▶ **TASK DIRECTIONS**: Could you copy every record exactly as it appears?
[Opening EXTRACTED ENTRIES section]
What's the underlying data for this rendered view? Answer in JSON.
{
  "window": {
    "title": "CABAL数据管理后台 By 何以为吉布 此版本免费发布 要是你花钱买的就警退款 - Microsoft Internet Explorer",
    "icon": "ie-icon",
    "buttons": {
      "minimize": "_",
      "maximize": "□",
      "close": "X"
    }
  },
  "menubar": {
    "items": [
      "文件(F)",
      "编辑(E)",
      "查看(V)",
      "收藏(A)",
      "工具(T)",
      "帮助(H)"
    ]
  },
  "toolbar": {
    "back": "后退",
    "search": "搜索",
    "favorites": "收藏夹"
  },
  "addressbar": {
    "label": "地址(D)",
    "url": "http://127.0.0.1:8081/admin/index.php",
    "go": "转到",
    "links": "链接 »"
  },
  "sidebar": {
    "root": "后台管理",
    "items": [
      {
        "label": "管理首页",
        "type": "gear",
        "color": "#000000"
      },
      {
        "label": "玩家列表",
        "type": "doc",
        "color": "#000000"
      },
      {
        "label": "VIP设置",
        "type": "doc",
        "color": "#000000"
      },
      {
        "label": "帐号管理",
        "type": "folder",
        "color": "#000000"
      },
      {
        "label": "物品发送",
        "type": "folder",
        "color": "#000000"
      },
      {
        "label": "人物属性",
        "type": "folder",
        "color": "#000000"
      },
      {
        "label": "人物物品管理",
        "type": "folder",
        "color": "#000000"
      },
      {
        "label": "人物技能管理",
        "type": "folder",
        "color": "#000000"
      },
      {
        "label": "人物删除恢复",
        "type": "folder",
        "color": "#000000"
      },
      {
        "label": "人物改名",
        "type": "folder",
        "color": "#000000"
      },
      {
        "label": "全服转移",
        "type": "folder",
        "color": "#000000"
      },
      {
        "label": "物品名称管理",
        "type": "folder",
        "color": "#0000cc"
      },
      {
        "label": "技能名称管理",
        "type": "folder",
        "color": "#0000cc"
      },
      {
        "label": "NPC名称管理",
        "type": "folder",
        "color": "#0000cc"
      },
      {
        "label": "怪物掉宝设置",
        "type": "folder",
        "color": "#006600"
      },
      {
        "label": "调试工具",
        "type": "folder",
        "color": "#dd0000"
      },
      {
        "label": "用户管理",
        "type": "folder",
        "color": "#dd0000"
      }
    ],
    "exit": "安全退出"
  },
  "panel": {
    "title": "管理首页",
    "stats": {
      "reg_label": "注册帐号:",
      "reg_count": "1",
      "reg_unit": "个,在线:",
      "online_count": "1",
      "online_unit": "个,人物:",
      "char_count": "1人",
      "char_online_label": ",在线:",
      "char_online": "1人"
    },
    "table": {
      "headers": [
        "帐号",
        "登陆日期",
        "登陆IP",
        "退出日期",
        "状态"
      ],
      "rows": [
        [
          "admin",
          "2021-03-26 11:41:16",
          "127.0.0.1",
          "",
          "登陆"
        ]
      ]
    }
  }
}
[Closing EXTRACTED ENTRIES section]
▶ **OUTPUT BELOW**:
What's the underlying data for this rendered view? Answer in JSON.
{
  "window": {
    "title": "CABAL数据管理后台 By 何以为吉布 此版本免费发布 要是你花钱买的就警退款 - Microsoft Internet Explorer",
    "icon": "ie-icon",
    "buttons": {
      "minimize": "_",
      "maximize": "□",
      "close": "X"
    }
  },
  "menubar": {
    "items": [
      "文件(F)",
      "编辑(E)",
      "查看(V)",
      "收藏(A)",
      "工具(T)",
      "帮助(H)"
    ]
  },
  "toolbar": {
    "back": "后退",
    "search": "搜索",
    "favorites": "收藏夹"
  },
  "addressbar": {
    "label": "地址(D)",
    "url": "http://127.0.0.1:8081/admin/index.php",
    "go": "转到",
    "links": "链接 »"
  },
  "sidebar": {
    "root": "后台管理",
    "items": [
      {
        "label": "管理首页",
        "type": "gear",
        "color": "#000000"
      },
      {
        "label": "玩家列表",
        "type": "doc",
        "color": "#000000"
      },
      {
        "label": "VIP设置",
        "type": "doc",
        "color": "#000000"
      },
      {
        "label": "帐号管理",
        "type": "folder",
        "color": "#000000"
      },
      {
        "label": "物品发送",
        "type": "folder",
        "color": "#000000"
      },
      {
        "label": "人物属性",
        "type": "folder",
        "color": "#000000"
      },
      {
        "label": "人物物品管理",
        "type": "folder",
        "color": "#000000"
      },
      {
        "label": "人物技能管理",
        "type": "folder",
        "color": "#000000"
      },
      {
        "label": "人物删除恢复",
        "type": "folder",
        "color": "#000000"
      },
      {
        "label": "人物改名",
        "type": "folder",
        "color": "#000000"
      },
      {
        "label": "全服转移",
        "type": "folder",
        "color": "#000000"
      },
      {
        "label": "物品名称管理",
        "type": "folder",
        "color": "#0000cc"
      },
      {
        "label": "技能名称管理",
        "type": "folder",
        "color": "#0000cc"
      },
      {
        "label": "NPC名称管理",
        "type": "folder",
        "color": "#0000cc"
      },
      {
        "label": "怪物掉宝设置",
        "type": "folder",
        "color": "#006600"
      },
      {
        "label": "调试工具",
        "type": "folder",
        "color": "#dd0000"
      },
      {
        "label": "用户管理",
        "type": "folder",
        "color": "#dd0000"
      }
    ],
    "exit": "安全退出"
  },
  "panel": {
    "title": "管理首页",
    "stats": {
      "reg_label": "注册帐号:",
      "reg_count": "1",
      "reg_unit": "个,在线:",
      "online_count": "1",
      "online_unit": "个,人物:",
      "char_count": "1人",
      "char_online_label": ",在线:",
      "char_online": "1人"
    },
    "table": {
      "headers": [
        "帐号",
        "登陆日期",
        "登陆IP",
        "退出日期",
        "状态"
      ],
      "rows": [
        [
          "admin",
          "2021-03-26 11:41:16",
          "127.0.0.1",
          "",
          "登陆"
        ]
      ]
    }
  }
}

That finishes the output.